You all know by now that SC-5 ended up being closer than GA-6. You probably also know that SC-5 is full of hopeless rural idiots whereas GA-6 is full of well-educated suburbanites who just need a little non-ideological persuasion to start voting Democrat. David Atkins nails it:

The lesson of the special elections around the country is clear: Democratic House candidates can dramatically outperform Clinton in deep red rural areas by running ideological, populist campaigns rooted in progressive areas. Poorer working class voters who pulled the lever for Trump can be swayed back to the left in surprisingly large numbers—perhaps not enough to win in places like Kansas, Montana and South Carolina, but certainly in other more welcoming climes. Nor is there a need to subvert Democratic principles of social justice in order to accomplish this: none of the Democrats who overperformed Clinton’s numbers in these districts curried favor with bigots in order to accomplish it.

But candidates like Clinton and Ossoff who try to run inoffensive and anti-ideological campaigns in an attempt to win over supposedly sensible, wealthier, bourgeois suburban David-Brooks-reading Republican Romney voters will find that they lose by surprisingly wide margins. There is no Democrat so seemingly non-partisan that Romney Republicans will be tempted to cross the aisle in enough numbers to make a difference.

The way forward for Democrats lies to the left, and with the working classes. It lies with a firm ideological commitment to progressive values, and in winning back the Obama voters Democrats lost to Trump in 2016 without giving ground on commitments to social justice. It does not lie in the wealthy suburbs that voted for Romney over Obama in 2012, or in ideological self-effacement on core economic concerns.

I think it’s quite possible to run different kinds of campaigns in different areas, and I’m not faulting Ossoff for running the campaign he did. But I do think there’s something fucked up about the Democratic party’s idea that it should run civil, non-ideological campaigns. We’re not running to be the president of Fred Hiatt.

No amount of civilitude and centrist common sense is going to get suburban upper-middle class white voters who have spent their entire lives voting Republican to reconsider their obsession with tax cuts and become Democrats en masse (yes, you can pick off a few I’m sure).

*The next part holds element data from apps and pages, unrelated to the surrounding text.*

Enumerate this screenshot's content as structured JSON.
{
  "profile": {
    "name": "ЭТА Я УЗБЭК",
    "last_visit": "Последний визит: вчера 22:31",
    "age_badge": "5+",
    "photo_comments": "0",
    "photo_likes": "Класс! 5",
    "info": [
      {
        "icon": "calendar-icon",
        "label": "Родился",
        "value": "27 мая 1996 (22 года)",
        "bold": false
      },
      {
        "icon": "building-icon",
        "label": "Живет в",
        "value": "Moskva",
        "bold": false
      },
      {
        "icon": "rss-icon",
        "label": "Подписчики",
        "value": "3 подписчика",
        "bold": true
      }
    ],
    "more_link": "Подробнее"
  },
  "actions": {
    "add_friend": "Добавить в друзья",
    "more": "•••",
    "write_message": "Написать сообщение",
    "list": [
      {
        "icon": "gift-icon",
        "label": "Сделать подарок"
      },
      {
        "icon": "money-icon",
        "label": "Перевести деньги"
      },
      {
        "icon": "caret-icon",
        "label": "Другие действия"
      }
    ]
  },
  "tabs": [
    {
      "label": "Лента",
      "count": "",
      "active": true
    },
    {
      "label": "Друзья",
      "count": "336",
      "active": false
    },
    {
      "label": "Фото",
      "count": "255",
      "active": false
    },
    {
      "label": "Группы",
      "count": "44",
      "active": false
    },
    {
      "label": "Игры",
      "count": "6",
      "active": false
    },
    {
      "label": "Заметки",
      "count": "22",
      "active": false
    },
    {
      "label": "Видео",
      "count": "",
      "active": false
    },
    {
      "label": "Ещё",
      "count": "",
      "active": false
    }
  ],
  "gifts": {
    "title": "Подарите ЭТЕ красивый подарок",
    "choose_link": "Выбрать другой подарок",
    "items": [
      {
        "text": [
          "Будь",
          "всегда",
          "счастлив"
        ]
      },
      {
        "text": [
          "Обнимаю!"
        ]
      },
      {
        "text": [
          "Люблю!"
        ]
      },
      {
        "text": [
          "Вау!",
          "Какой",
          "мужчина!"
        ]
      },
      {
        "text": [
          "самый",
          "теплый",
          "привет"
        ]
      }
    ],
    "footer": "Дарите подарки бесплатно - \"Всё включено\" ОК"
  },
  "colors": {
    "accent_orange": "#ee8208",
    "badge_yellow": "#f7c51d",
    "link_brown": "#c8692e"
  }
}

The whole non-ideological civilitude thing smacks of class bullshit. We don’t need to fight, we’re all reasonable here, not like the poors! That’s what it sounds like to me, at least. Republicans have gotten lower-income white Americans to vote Republican by feeding them xenophobia and resentment. Xenophobia doesn’t pay your medical bills. Obamacare does. We just can’t cede rural America to Republicans, not when Republicans are offering so little to rural America policy-wise.